**Assignment:** Search the material below for the string "arrow" and list each line that holds it.

■ ■ ■ ■

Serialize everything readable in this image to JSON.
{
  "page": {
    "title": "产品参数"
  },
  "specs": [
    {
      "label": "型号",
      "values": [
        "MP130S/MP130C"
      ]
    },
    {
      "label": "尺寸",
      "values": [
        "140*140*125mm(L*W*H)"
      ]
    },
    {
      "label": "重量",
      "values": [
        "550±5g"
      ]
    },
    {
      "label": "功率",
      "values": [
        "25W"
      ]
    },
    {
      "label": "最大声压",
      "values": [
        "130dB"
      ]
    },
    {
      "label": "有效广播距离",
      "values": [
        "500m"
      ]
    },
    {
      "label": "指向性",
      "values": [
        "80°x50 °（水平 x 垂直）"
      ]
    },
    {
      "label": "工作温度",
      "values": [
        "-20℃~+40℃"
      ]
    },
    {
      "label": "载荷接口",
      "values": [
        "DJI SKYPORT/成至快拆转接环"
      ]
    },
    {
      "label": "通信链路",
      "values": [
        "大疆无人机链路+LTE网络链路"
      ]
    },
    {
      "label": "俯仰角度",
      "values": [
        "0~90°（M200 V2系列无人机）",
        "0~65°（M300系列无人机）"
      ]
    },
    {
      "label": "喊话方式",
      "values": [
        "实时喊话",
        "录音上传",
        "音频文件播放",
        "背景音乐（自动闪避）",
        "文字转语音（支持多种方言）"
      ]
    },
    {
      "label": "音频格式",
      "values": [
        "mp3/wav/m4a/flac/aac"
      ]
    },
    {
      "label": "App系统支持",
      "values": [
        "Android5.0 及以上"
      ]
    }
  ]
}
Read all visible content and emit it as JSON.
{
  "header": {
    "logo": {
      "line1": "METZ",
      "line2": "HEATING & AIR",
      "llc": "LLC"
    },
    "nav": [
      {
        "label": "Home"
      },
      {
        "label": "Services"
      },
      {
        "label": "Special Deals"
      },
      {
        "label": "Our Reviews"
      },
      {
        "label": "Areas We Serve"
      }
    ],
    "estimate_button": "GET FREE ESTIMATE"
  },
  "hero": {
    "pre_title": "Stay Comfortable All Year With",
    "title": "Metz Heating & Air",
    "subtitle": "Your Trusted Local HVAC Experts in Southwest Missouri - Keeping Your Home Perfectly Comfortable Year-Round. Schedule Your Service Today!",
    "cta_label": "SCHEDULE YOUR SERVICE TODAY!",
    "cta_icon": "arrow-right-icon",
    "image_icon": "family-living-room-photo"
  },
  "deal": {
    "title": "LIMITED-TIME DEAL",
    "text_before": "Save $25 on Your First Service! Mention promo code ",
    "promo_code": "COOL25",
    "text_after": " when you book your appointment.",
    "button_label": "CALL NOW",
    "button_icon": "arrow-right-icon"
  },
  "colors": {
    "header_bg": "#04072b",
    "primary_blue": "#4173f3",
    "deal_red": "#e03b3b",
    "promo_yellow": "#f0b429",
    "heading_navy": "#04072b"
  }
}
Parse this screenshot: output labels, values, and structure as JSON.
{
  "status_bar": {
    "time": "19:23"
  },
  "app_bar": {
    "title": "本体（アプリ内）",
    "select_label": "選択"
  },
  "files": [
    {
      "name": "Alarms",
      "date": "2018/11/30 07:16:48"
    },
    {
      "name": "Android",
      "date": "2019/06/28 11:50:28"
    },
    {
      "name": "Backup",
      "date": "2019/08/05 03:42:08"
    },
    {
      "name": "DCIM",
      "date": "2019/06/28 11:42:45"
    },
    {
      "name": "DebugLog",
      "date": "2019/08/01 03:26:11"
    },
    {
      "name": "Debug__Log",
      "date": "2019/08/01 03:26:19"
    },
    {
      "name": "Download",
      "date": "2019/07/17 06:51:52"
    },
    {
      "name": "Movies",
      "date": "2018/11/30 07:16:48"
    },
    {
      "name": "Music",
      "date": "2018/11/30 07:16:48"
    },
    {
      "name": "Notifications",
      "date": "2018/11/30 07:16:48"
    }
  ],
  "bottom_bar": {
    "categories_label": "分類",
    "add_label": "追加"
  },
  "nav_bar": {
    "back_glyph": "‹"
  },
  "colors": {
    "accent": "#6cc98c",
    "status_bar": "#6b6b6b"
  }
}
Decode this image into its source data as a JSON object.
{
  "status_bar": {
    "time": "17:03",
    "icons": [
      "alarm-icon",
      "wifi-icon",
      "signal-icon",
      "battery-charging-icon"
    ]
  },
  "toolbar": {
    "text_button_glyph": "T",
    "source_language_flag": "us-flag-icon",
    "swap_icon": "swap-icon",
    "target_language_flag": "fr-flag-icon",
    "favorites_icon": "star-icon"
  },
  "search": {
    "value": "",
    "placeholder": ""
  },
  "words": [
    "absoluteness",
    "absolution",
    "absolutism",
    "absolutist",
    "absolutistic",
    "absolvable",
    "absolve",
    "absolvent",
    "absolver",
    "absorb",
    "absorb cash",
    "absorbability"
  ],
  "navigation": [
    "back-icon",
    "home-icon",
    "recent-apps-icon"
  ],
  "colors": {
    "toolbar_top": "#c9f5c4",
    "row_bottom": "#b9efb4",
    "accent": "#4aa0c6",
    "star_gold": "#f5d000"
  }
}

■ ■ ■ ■

**Answer section:**
    "cta_icon": "arrow-right-icon",
    "button_icon": "arrow-right-icon"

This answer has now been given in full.